Asian countries are among the most at risk to climate-related disasters. From 1970 to 2014, more than 2 million people died from natural disasters in Asia and the Pacific (UN ESCAP, 2015). About 6 billion people in the region were affected by disasters over the same period with floods and drought affecting the highest number of people. At the same time, economic losses increased by almost 15 times since 1970 while the region’s GDP only grew 5 times with more than US$1.15 trillion lost during this period.

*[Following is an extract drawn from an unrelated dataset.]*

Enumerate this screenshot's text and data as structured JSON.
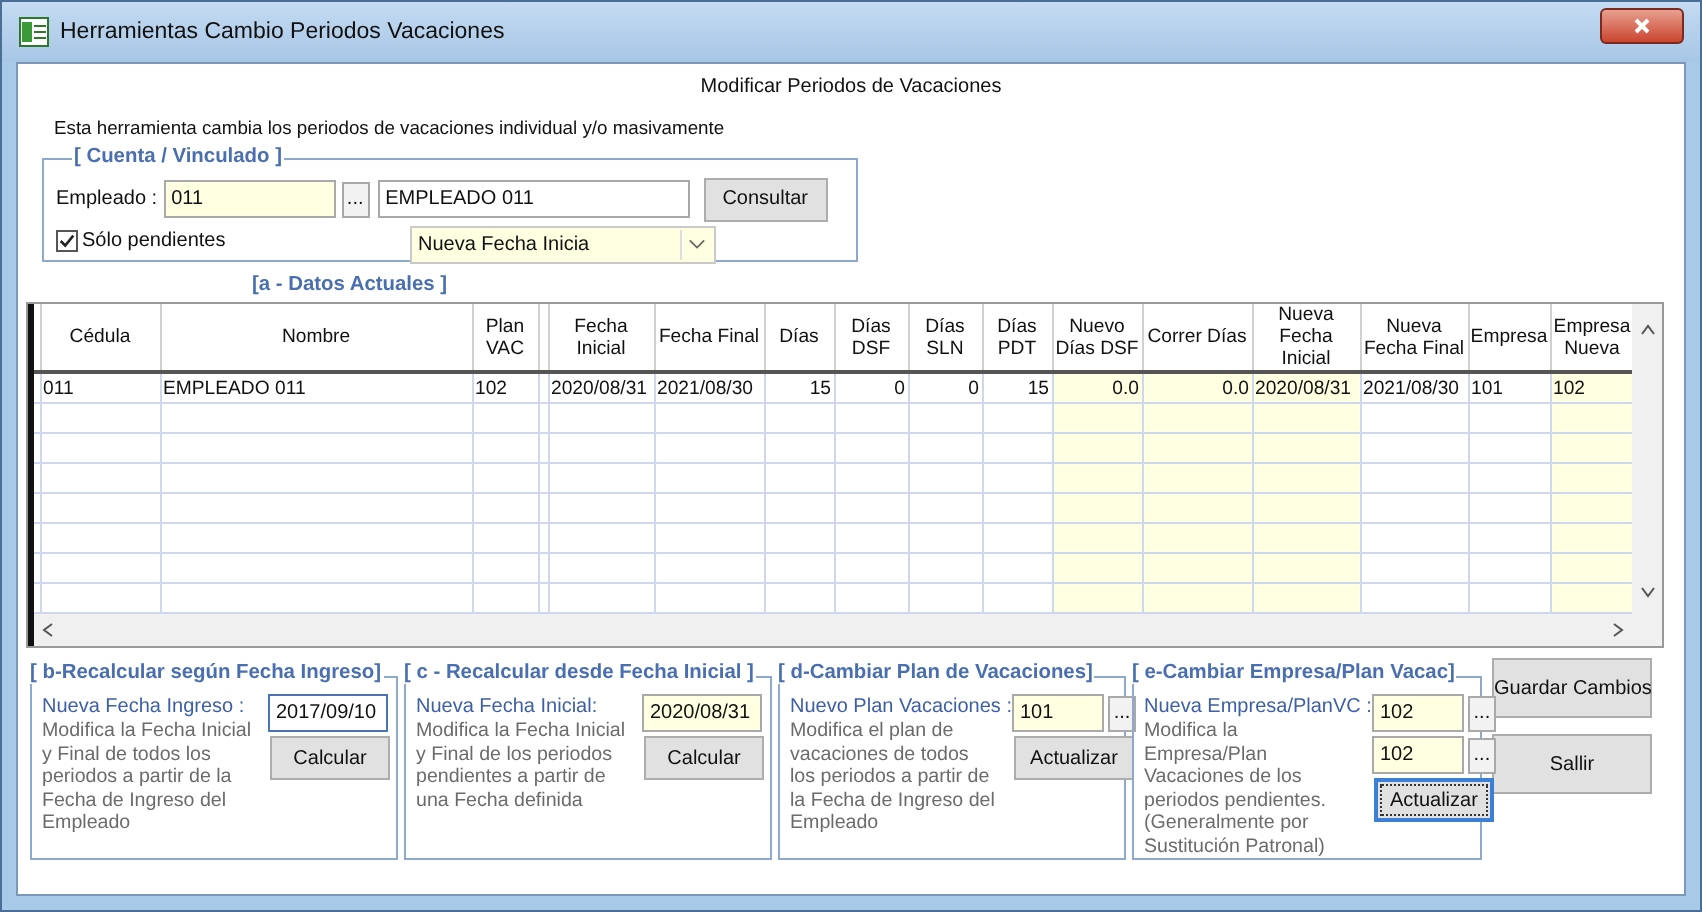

Monsoon Asia is affected by a range of natural disasters, most of which are exacerbated by climate change. In the dryland regions, drought and other climate extremes such as zud have impacts on both natural ecosystems and societies. The economic impacts on local communities can be devastating. In mountains areas, natural hazards include GLOFs, landslides and related debris flows. Cyclones impact on the extensive coastal areas of monsoon Asia. Flooding is a common problem across the region, but it is an increasing hazard in urban areas where the natural land surface is changing significantly.
Research on mechanisms of natural disasters, on the impacts of disasters on natural and societal systems, and on responses to mitigate and adapt to disasters is relevant across monsoon Asia, where there is potential for cooperative activities across a wide range of stakeholders. The application of research to practical outcomes needs to take into account the different perceptions of natural disasters in different communities.